So we stopped watching wrestling for many years. WCW went out of business and sold to WWE. Pro wrestling fizzled out for a while. People moved on.
Decades later, pro wrestling and WWE continue on, but it’s no longer like The Jerry Springer Show most of the time. It matured into a more sustainable entertainment medium that still does spectacles, but isn’t ratcheting up the crazy each week.
Social Media = Jerry Springer Show
I tell you that story because I’ve watched the same Jerry Springer Show thing happen to social media since it started. At one point Facebook was just about college kids posting photos and lame status updates. Twitter and instagram used to be posting pictures of food and random thoughts. YouTube used to be a very low-fi/VHS vibe of song covers and weird viral videos.
Now every social media is crazy arguments about the latest controversy. Or people copying Mr. Beast’s video formulas. Or girls posting pictures of themselves as close to naked as possible on Instagram. Or being actually naked on OnlyFans. Real fights and beatings are posted online too. Kids in schools know when another kid is going to be jumped and then they record it and post to TikTok or whatever.
Everything that pro wrestling went through in the 90’s and early 2000’s, social media goes through. It’s a cycle.
As long as there is an “attention economy”, you get people doing even crazier stunts to get your attention and sell tickets/ads/whatever.
This goes back to circuses and carnivals (where pro wrestling started). No matter how dangerous the high wire act was, someone would do something even more dangerous to get even more attention. It escalates until someone dies or the crowd becomes numb to the spectacle.
Now, back to Substack Notes…
Great writing without a mountain of ads and nonsense is what made Substack great. Attaching a sensible payment model makes sense and is working.
A big part of the magic is driven more by quality than attention seeking. It’s more about making something great for your subscribers than it is pandering to a crowd to get more attention.
With Notes (basically a twitter clone), I can see people bringing the attention seeking of Twitter into the world of Substack. At first it will be interesting and new. Then whatever worked the first few months will wear off and people will ratchet up to grab more attention (and paid subscribers). This will go on until it becomes unsustainable.
At least, that’s what I would expect to happen if Notes takes off. It feels inevitable to me. Maybe it won’t be as dramatic as other networks. But, the larger the network gets, the more attention there is to fight over and the more likely all of this is to happen.
I really enjoy Substack as a platform, so I plan to continue to use it for writing and podcasting. I think it’s great. I plan to use Notes in a pretty boring way - just to promote my latest work. I’m not here to become “kind of a big deal” on Notes. But, I recognize that if Notes takes off, it will change Substack forever and some of the fun/magic will be lost with it.

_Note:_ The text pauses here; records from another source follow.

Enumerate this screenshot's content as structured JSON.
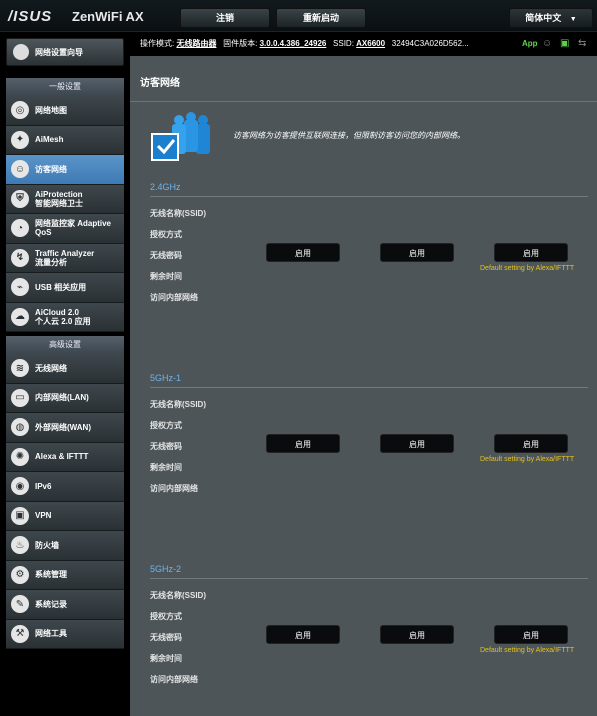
{
  "header": {
    "logo": "/ISUS",
    "product": "ZenWiFi AX",
    "logout_label": "注销",
    "reboot_label": "重新启动",
    "language_label": "简体中文"
  },
  "status": {
    "mode_label": "操作模式:",
    "mode_value": "无线路由器",
    "firmware_label": "固件版本:",
    "firmware_value": "3.0.0.4.386_24926",
    "ssid_label": "SSID:",
    "ssid_value": "AX6600",
    "ssid_more": "32494C3A026D562...",
    "app_label": "App"
  },
  "sidebar": {
    "wizard_label": "网络设置向导",
    "general_header": "一般设置",
    "general_items": [
      {
        "label": "网络地图",
        "icon": "globe-icon"
      },
      {
        "label": "AiMesh",
        "icon": "mesh-icon"
      },
      {
        "label": "访客网络",
        "icon": "guest-icon",
        "selected": true
      },
      {
        "label": "AiProtection",
        "label2": "智能网络卫士",
        "icon": "shield-icon"
      },
      {
        "label": "网络监控家 Adaptive",
        "label2": "QoS",
        "icon": "gauge-icon"
      },
      {
        "label": "Traffic Analyzer",
        "label2": "流量分析",
        "icon": "traffic-icon"
      },
      {
        "label": "USB 相关应用",
        "icon": "usb-icon"
      },
      {
        "label": "AiCloud 2.0",
        "label2": "个人云 2.0 应用",
        "icon": "cloud-icon"
      }
    ],
    "advanced_header": "高级设置",
    "advanced_items": [
      {
        "label": "无线网络",
        "icon": "wifi-icon"
      },
      {
        "label": "内部网络(LAN)",
        "icon": "lan-icon"
      },
      {
        "label": "外部网络(WAN)",
        "icon": "wan-icon"
      },
      {
        "label": "Alexa & IFTTT",
        "icon": "alexa-icon"
      },
      {
        "label": "IPv6",
        "icon": "ipv6-icon"
      },
      {
        "label": "VPN",
        "icon": "vpn-icon"
      },
      {
        "label": "防火墙",
        "icon": "firewall-icon"
      },
      {
        "label": "系统管理",
        "icon": "admin-icon"
      },
      {
        "label": "系统记录",
        "icon": "log-icon"
      },
      {
        "label": "网络工具",
        "icon": "tools-icon"
      }
    ]
  },
  "main": {
    "title": "访客网络",
    "intro": "访客网络为访客提供互联网连接，但限制访客访问您的内部网络。",
    "row_labels": [
      "无线名称(SSID)",
      "授权方式",
      "无线密码",
      "剩余时间",
      "访问内部网络"
    ],
    "enable_label": "启用",
    "default_note": "Default setting by Alexa/IFTTT",
    "bands": [
      "2.4GHz",
      "5GHz-1",
      "5GHz-2"
    ]
  }
}
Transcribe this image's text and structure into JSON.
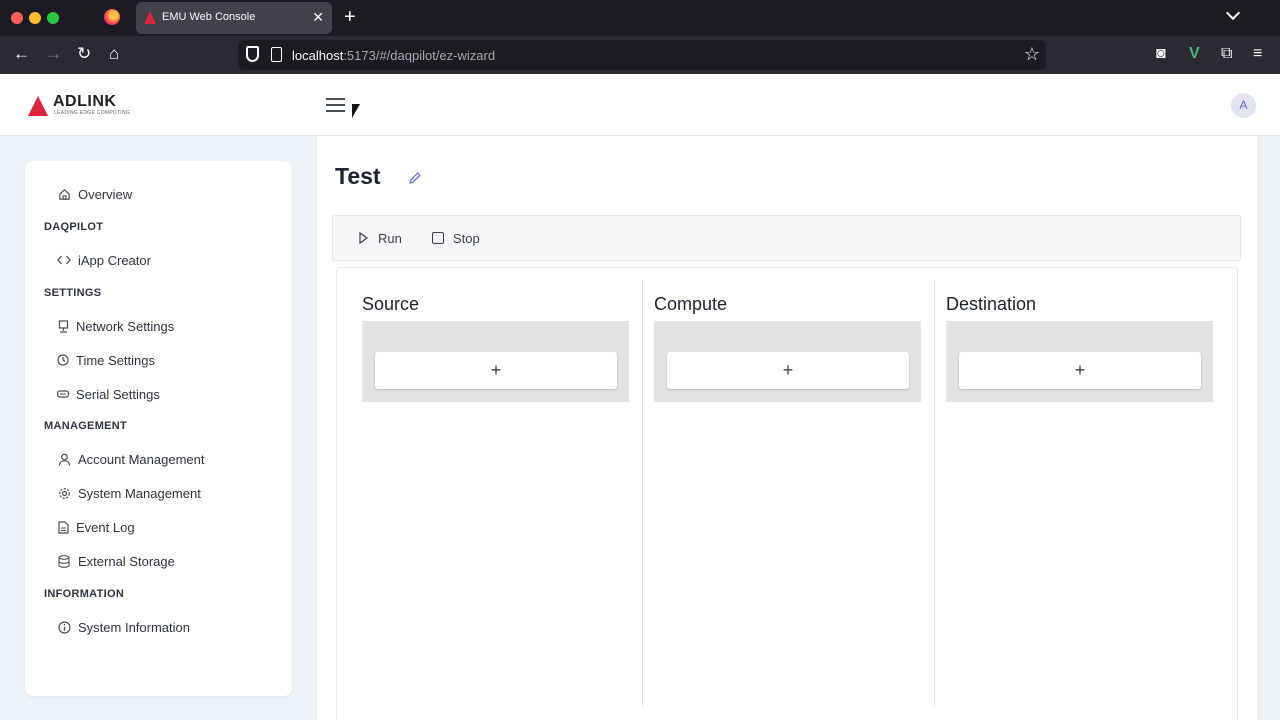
{
  "browser": {
    "tab_title": "EMU Web Console",
    "tab_close": "✕",
    "new_tab": "+",
    "url_host": "localhost",
    "url_rest": ":5173/#/daqpilot/ez-wizard"
  },
  "header": {
    "logo_text": "ADLINK",
    "logo_tagline": "LEADING EDGE COMPUTING",
    "avatar_initial": "A"
  },
  "sidebar": {
    "overview": "Overview",
    "section_daqpilot": "DAQPILOT",
    "iapp_creator": "iApp Creator",
    "section_settings": "SETTINGS",
    "network_settings": "Network Settings",
    "time_settings": "Time Settings",
    "serial_settings": "Serial Settings",
    "section_management": "MANAGEMENT",
    "account_management": "Account Management",
    "system_management": "System Management",
    "event_log": "Event Log",
    "external_storage": "External Storage",
    "section_information": "INFORMATION",
    "system_information": "System Information"
  },
  "main": {
    "title": "Test",
    "run_label": "Run",
    "stop_label": "Stop",
    "columns": [
      {
        "title": "Source",
        "add": "+"
      },
      {
        "title": "Compute",
        "add": "+"
      },
      {
        "title": "Destination",
        "add": "+"
      }
    ]
  },
  "colors": {
    "brand_red": "#d7263d",
    "accent": "#5b6ccf",
    "app_bg": "#eef1f8"
  }
}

As in all things, it’s a tradeoff. If it goes too far, readers will be tired of people crying wolf and will move on. Perhaps that is the way of things.